Eugene Gendlin: Focusing
In addition to training as a psychotherapist under Carl Rogers, Eugene T. Gendlin (1926-2017) was a philosopher influenced by existentialism and phenomenology. Gendlin’s focus was on the creation of meaning and symbols from bodily experience .
Gendlin called “experiencing” people’s ability to experience physical sensations. Through “experiencing” we can anchor ourselves to our body, while the symbolization of the experience allows us to express it in a healthy way on an emotional level.
He developed his main therapeutic tool, Focusing , with the aim of helping his patients to connect with their physical sensations and life experiences. After processing them properly, the person would also be able to symbolize them correctly and attribute meaning to them.

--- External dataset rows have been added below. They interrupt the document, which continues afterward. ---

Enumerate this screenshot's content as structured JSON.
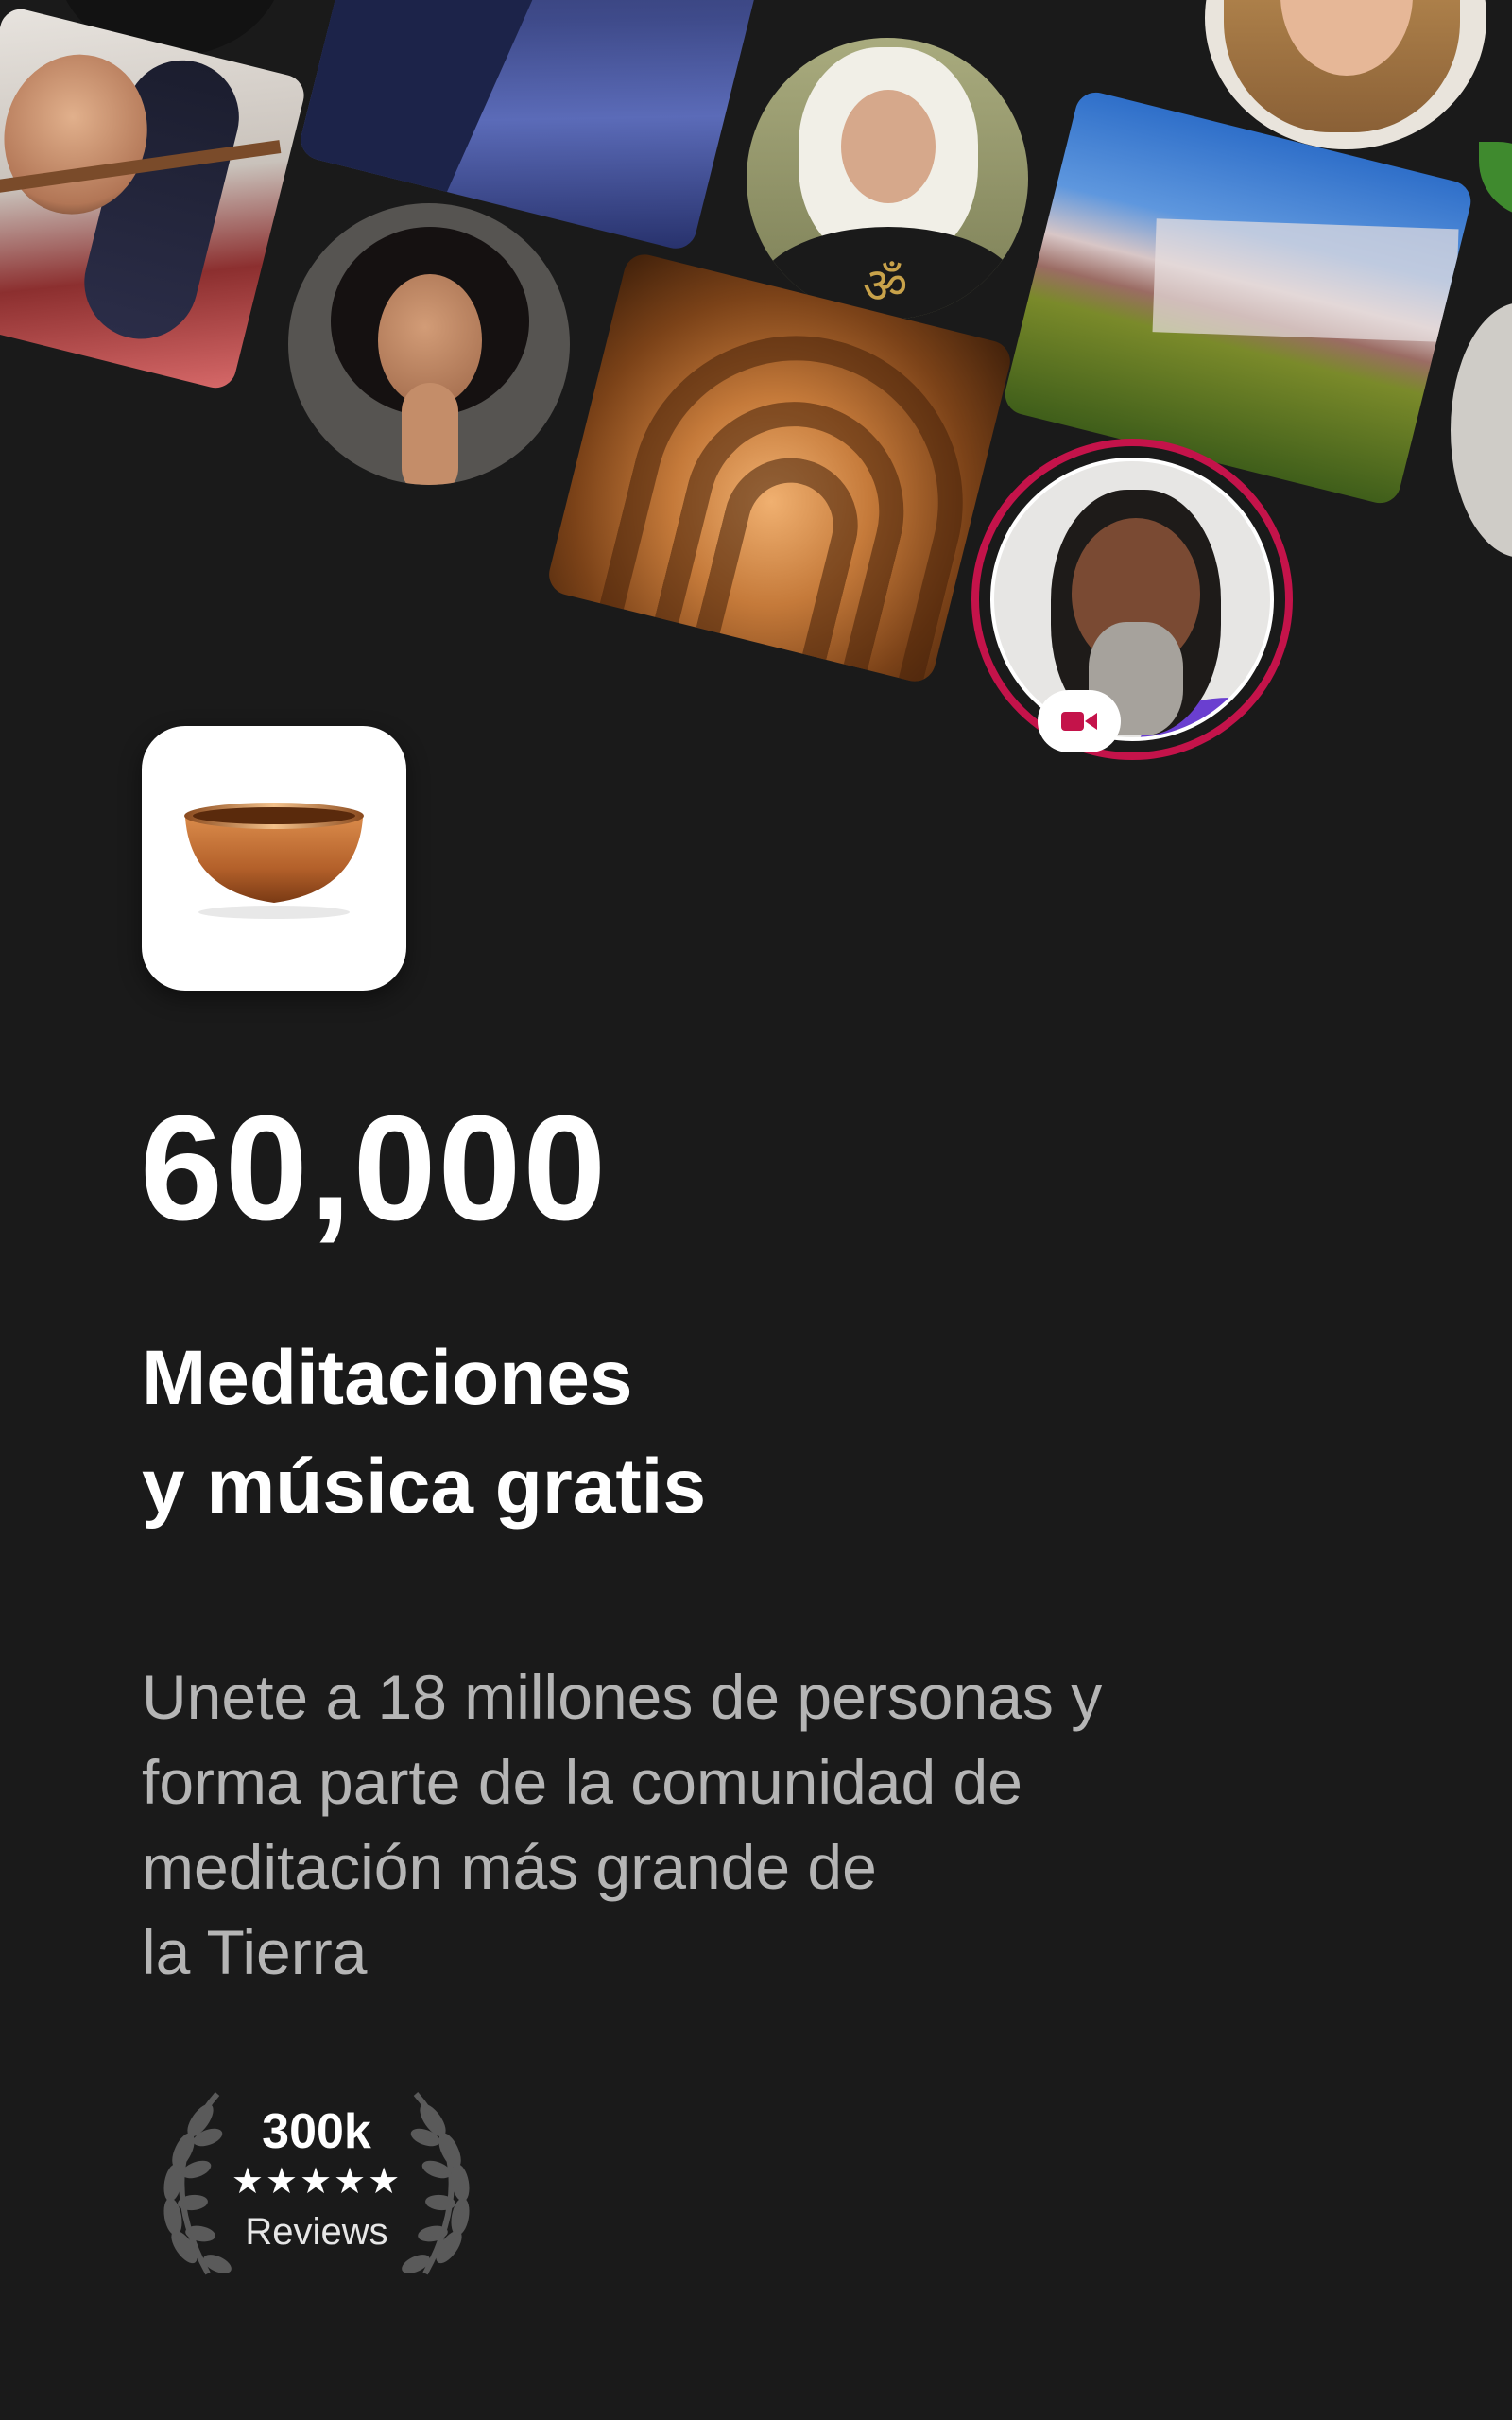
{
  "stat": {
    "number": "60,000"
  },
  "headline": {
    "line1": "Meditaciones",
    "line2": "y música gratis"
  },
  "description": {
    "line1": "Unete a 18 millones de personas y",
    "line2": "forma parte de la comunidad de",
    "line3": "meditación más grande de",
    "line4": "la Tierra"
  },
  "reviews": {
    "count": "300k",
    "stars": "★★★★★",
    "rating_stars": 5,
    "label": "Reviews"
  },
  "collage": {
    "om_symbol": "ॐ",
    "featured_badge_icon": "video-camera-icon"
  },
  "colors": {
    "background": "#1a1a1a",
    "accent": "#c4134a",
    "text_primary": "#ffffff",
    "text_secondary": "#b5b5b5"
  }
}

According to Gendlin, Focusing, or “internal crucial act,” consists of the following six steps:
- Clearing a space: it consists basically in relaxing physically and mentally, distancing oneself from worries.
- Selecting a problem: deciding what personal concern to work on, feeling the associated emotions but not getting lost in them
- Finding a felt sensation : fully feeling the overall emotion produced by the selected problem.
- Find a handle: identify a symbol (a word, a phrase, an image…) that accurately represents the problem.
- Resonate the handle: examine the relationship between the handle and the felt sensation; if it is not perfect, find another handle.
- Asking questions: reflecting on the sensation felt and waiting for answers that are accompanied by changes in emotions.